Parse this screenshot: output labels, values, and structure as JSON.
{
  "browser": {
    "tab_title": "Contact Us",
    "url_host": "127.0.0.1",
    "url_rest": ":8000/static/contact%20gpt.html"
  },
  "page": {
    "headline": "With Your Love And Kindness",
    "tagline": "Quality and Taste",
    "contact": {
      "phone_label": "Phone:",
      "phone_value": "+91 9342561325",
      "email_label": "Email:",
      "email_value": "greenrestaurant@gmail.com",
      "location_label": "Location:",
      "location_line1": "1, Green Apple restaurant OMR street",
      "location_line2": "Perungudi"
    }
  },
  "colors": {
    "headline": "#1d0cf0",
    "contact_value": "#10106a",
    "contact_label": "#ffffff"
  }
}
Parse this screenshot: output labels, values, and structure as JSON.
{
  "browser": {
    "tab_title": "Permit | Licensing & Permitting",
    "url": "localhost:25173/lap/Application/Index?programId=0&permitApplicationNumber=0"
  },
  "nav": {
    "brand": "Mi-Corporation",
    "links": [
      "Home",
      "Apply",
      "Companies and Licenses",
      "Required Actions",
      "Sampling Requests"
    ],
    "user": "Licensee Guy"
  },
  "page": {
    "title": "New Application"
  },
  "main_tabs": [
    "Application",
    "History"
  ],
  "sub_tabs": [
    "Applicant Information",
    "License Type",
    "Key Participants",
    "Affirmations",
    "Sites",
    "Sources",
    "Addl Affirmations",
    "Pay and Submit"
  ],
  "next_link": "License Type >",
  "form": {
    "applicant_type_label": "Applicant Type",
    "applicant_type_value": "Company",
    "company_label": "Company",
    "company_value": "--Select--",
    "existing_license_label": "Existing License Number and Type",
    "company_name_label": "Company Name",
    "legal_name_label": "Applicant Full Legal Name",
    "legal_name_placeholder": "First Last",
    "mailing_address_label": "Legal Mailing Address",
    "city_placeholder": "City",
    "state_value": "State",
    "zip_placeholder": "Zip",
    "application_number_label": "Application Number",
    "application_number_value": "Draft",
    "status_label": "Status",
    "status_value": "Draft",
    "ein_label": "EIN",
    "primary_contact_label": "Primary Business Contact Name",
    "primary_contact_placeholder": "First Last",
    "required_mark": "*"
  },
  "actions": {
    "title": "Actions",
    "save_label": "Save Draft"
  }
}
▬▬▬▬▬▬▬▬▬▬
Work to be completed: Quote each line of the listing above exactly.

Completed exercise:
Parse this screenshot: output labels, values, and structure as JSON.
{
  "browser": {
    "tab_title": "Contact Us",
    "url_host": "127.0.0.1",
    "url_rest": ":8000/static/contact%20gpt.html"
  },
  "page": {
    "headline": "With Your Love And Kindness",
    "tagline": "Quality and Taste",
    "contact": {
      "phone_label": "Phone:",
      "phone_value": "+91 9342561325",
      "email_label": "Email:",
      "email_value": "greenrestaurant@gmail.com",
      "location_label": "Location:",
      "location_line1": "1, Green Apple restaurant OMR street",
      "location_line2": "Perungudi"
    }
  },
  "colors": {
    "headline": "#1d0cf0",
    "contact_value": "#10106a",
    "contact_label": "#ffffff"
  }
}
Parse this screenshot: output labels, values, and structure as JSON.
{
  "browser": {
    "tab_title": "Permit | Licensing & Permitting",
    "url": "localhost:25173/lap/Application/Index?programId=0&permitApplicationNumber=0"
  },
  "nav": {
    "brand": "Mi-Corporation",
    "links": [
      "Home",
      "Apply",
      "Companies and Licenses",
      "Required Actions",
      "Sampling Requests"
    ],
    "user": "Licensee Guy"
  },
  "page": {
    "title": "New Application"
  },
  "main_tabs": [
    "Application",
    "History"
  ],
  "sub_tabs": [
    "Applicant Information",
    "License Type",
    "Key Participants",
    "Affirmations",
    "Sites",
    "Sources",
    "Addl Affirmations",
    "Pay and Submit"
  ],
  "next_link": "License Type >",
  "form": {
    "applicant_type_label": "Applicant Type",
    "applicant_type_value": "Company",
    "company_label": "Company",
    "company_value": "--Select--",
    "existing_license_label": "Existing License Number and Type",
    "company_name_label": "Company Name",
    "legal_name_label": "Applicant Full Legal Name",
    "legal_name_placeholder": "First Last",
    "mailing_address_label": "Legal Mailing Address",
    "city_placeholder": "City",
    "state_value": "State",
    "zip_placeholder": "Zip",
    "application_number_label": "Application Number",
    "application_number_value": "Draft",
    "status_label": "Status",
    "status_value": "Draft",
    "ein_label": "EIN",
    "primary_contact_label": "Primary Business Contact Name",
    "primary_contact_placeholder": "First Last",
    "required_mark": "*"
  },
  "actions": {
    "title": "Actions",
    "save_label": "Save Draft"
  }
}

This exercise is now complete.